Crofton Weed


Ageratina adenophora

family: ASTERACEAE (daisy family)


  • An erect, bushy, leafy, many-stemmed herbaceous perennial to 2m, from Central America. Forms dense stands, prefers moist, nutrient-rich soil, is common in disturbed areas. Also known as Eupatorium adenophorum, and Mexican Devil. Poisonous to horses.
  • Leaves are opposite, soft, thin, shaped like a triangle or rhombus, with a toothed edge and conspicuous veins. They are dark green on the upper surface, lighter underneath, and may be slightly hairy; 4-12cm long, 3-9cm wide. Layers at leaf nodes.
  • Flowers profusely in spring and summer, producing dense clusters of white sticky hairy flowers, 5-8mm in diameter, at the ends of the branchlets.
  • Seed production is enormous - 10,000 to 100,000 per year when mature. The seeds are very small, light, brown to black, with a 4mm 'parachute' of white hairs, mid to late spring. Germination rates are high.
  • Has a tap root, and a shallow but extensive fibrous root system.
  • All parts of the plant have a strong aromatic smell when bruised, which may cause allergic reactions.


Seed is dispersed by wind and water over long distances, and is also moved by vehicles and machinery, and in clothing, soil and stockfeed. Also spread by garden dumping.

Impact on Bushland

A highly invasive plant, tolerant of a wide range of conditions, common on roadsides and bushland edges, along watercourses, creeks, and in wetlands. Capable of infesting intact bushland and displacing native plants; an increasing problem.

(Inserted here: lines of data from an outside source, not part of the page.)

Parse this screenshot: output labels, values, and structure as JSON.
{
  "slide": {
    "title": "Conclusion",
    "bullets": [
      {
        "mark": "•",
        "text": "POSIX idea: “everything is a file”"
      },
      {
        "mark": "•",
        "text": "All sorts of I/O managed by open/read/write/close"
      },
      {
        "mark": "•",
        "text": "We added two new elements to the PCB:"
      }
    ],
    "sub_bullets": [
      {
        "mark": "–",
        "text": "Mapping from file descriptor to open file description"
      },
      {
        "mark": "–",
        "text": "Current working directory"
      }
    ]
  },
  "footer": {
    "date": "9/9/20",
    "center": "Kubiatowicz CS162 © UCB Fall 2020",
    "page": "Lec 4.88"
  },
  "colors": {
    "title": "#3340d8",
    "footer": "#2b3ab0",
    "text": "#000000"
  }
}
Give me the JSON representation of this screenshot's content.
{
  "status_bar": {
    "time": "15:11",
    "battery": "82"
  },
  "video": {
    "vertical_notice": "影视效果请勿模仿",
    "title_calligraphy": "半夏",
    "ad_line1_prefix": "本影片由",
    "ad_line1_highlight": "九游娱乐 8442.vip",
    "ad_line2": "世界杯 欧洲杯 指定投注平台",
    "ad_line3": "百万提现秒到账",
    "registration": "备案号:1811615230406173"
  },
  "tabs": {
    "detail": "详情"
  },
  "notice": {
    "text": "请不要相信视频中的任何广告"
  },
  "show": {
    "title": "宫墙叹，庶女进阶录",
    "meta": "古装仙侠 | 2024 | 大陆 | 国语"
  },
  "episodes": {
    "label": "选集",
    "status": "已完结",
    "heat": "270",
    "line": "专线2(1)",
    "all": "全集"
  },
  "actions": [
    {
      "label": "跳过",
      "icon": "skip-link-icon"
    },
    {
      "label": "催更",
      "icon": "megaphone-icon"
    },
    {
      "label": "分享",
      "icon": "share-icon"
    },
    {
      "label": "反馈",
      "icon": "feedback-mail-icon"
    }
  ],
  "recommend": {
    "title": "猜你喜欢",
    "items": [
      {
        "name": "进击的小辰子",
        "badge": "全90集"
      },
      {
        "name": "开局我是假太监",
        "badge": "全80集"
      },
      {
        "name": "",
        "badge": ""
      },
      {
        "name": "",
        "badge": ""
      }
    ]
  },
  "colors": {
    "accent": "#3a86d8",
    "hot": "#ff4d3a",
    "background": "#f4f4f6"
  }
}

Throughout the Blue Mountains, including the Mounts, but more common from Bullaburra to Lapstone.

Alternative Planting

Native Plants
Correas (eg Correa reflexa)
Daisy Bushes (Olearia elliptica, Olearia myrsinoides)
Waxflower (Phylotheca myoporiodes, formerly Eriostemon)

Exotic alternatives
Mock Orange (Philodelphus species)
May Bush (Spiraea x vanhouttei)


Hand remove, taking all roots; bag flower and seed heads; do not leave stems on ground. Will reshoot if damaged. Large infestations can be sprayed in spring and summer. Get advice from Council or DIPNR if growing along watercourses - you may need a permit. Survives 'cool' burns, otherwise destroyed by fire. Be prepared for follow up treatment.

Crofton Weed can form dense stands in intact busland, excluding native plants.
photo: © Barbara Harley

Crofton Weed is a Class 4 Noxious Weed.

Class 4 noxious weeds are plants that pose a threat to primary production, the environment or human health, are widely distributed in an area to which the order applies and are likely to spread in the area or to another area.

Control objective
Minimise the negative impact of those plants on the economy, community or environment of NSW.

Control action
The growth and spread of the plant must be controlled according to the measures specified in a management plan published by the local control authority, and the plant may not be sold, propagated or knowingly distributed.

— NSW Noxious Weeds Act of 1993

Picture of Crofton Weed leaves

Leaves of Crofton Weed are soft and thin, and shaped like a triangle or a rhombus.
photo: © Barbara Harley

Picture of Crofton Weed flowers

Spring and summer flowers are dense, white, hairy and sticky, producing numerous tiny seeds.
photo: © Barbara Harley

Picture of Crofton Weed habitat

Crofton Weed prefers sheltered, moist, nutrient-rich conditions (seen here on the edge of rainforest), but ...
photo: © Barbara Harley

Picture of Crofton Weed habit

... this plant is tough enough to grow almost anywhere.
photo: © Barbara Harley